TASK TO CARRY OUT:
Copy out each line of the data that contains "docx".

SUPPLIED RECORDS:

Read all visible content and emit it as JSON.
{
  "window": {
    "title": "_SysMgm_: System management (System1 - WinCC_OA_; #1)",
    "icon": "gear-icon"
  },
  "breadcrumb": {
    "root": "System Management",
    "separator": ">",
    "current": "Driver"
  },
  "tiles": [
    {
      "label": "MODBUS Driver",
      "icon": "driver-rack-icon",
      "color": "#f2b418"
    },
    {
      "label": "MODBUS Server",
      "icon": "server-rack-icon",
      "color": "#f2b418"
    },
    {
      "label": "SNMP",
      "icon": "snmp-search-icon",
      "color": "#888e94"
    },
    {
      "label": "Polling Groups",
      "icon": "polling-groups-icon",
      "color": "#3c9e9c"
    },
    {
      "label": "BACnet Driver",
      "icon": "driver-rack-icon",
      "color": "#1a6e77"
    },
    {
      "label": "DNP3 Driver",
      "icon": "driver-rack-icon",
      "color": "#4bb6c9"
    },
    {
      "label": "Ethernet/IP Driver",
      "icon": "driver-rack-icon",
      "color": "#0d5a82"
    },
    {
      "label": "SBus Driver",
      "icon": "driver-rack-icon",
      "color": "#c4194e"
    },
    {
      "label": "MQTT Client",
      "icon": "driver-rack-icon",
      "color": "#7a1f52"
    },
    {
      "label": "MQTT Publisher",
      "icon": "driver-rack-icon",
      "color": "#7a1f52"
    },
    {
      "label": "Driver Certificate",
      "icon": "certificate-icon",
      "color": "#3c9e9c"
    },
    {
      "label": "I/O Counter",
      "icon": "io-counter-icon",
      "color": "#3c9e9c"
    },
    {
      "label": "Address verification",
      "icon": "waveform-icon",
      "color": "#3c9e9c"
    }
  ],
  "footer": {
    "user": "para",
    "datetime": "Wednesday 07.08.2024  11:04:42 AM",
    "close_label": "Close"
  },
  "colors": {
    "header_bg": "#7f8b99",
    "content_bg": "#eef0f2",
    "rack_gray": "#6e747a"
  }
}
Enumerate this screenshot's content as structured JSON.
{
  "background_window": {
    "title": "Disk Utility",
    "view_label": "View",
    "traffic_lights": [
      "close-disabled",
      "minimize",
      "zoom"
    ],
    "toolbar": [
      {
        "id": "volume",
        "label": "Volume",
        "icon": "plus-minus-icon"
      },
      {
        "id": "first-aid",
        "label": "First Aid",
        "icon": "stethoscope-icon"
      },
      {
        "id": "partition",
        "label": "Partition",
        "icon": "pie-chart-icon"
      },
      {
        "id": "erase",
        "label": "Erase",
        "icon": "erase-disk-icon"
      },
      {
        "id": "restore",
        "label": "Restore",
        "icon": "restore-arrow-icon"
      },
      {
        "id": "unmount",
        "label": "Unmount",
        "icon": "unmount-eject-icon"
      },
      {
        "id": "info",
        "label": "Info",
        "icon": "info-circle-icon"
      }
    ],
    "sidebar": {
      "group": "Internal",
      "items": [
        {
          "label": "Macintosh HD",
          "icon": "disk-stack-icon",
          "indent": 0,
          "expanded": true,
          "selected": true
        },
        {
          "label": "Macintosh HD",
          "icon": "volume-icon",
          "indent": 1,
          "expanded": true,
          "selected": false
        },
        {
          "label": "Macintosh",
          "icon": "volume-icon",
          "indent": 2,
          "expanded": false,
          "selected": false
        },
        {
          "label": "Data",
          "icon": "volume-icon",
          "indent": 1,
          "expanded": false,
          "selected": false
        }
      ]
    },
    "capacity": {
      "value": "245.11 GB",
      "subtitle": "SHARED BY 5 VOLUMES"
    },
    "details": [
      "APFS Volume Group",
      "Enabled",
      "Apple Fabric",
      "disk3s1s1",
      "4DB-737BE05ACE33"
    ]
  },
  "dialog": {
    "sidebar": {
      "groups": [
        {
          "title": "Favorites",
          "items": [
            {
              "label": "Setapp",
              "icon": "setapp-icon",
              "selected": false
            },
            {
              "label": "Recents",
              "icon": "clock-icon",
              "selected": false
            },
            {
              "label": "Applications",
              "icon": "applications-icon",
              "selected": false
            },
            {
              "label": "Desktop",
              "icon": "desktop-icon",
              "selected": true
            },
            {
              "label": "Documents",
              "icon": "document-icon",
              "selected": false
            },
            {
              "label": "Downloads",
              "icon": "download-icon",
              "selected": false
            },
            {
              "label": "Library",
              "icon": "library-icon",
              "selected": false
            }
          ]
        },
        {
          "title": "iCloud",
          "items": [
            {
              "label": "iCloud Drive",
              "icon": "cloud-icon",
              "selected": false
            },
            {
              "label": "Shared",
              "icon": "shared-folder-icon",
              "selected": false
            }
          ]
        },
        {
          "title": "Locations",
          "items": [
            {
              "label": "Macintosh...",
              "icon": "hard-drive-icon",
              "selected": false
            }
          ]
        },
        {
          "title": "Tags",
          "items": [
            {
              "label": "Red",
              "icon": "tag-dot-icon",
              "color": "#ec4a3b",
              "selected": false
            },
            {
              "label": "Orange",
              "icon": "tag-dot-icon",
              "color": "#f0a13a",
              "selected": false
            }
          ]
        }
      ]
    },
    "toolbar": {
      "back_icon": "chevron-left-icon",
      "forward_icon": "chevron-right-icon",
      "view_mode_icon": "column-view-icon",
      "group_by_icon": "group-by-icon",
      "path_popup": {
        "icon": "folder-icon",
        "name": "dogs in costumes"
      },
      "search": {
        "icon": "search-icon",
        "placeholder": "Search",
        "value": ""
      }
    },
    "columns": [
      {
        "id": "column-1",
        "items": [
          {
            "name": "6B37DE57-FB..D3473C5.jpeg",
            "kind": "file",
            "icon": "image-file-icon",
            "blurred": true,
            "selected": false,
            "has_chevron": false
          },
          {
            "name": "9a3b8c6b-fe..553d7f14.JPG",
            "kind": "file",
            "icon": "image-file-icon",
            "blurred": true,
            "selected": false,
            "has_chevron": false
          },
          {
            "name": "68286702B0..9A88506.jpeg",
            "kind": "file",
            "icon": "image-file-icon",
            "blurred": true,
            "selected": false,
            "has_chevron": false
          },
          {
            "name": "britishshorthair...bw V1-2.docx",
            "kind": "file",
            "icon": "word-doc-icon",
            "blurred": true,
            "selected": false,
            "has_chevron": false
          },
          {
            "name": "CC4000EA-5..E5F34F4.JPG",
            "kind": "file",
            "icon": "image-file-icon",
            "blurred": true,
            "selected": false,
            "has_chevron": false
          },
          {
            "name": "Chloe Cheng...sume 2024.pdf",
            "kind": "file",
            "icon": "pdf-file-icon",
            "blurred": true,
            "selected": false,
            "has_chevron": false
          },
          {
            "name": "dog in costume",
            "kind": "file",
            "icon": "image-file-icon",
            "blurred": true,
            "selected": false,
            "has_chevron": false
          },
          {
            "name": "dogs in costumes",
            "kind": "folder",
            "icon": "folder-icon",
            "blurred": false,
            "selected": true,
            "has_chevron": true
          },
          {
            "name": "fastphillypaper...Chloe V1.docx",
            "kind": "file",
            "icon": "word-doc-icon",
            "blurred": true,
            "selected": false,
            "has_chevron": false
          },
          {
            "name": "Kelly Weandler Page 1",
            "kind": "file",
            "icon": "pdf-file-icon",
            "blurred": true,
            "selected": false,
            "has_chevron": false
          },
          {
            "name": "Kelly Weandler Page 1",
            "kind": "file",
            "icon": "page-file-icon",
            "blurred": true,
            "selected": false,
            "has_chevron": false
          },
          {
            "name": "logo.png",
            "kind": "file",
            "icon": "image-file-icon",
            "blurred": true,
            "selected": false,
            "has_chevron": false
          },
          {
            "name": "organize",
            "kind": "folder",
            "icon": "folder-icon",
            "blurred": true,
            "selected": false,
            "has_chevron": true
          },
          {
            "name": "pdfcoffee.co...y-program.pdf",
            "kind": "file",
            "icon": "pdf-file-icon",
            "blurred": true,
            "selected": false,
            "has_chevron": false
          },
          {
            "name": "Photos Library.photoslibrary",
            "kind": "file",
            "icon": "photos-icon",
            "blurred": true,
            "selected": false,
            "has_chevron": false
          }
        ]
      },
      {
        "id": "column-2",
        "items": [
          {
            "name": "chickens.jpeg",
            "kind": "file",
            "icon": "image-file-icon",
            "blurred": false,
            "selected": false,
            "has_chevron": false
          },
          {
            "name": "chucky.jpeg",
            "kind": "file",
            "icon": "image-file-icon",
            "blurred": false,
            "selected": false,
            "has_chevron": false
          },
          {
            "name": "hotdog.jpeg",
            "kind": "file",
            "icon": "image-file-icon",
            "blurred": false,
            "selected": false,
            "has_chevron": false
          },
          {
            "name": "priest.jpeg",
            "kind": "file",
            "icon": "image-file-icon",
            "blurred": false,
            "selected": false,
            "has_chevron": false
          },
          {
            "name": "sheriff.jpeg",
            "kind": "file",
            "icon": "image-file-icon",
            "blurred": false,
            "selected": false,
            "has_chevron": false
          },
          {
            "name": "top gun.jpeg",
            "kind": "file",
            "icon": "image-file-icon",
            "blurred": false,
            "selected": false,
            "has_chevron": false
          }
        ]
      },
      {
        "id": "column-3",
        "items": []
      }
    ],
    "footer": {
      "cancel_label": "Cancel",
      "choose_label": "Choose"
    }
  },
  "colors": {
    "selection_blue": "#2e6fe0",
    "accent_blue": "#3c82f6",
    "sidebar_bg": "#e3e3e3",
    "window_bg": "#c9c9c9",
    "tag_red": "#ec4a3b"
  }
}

TASK RESPONSE:
            "name": "britishshorthair...bw V1-2.docx",
            "name": "fastphillypaper...Chloe V1.docx",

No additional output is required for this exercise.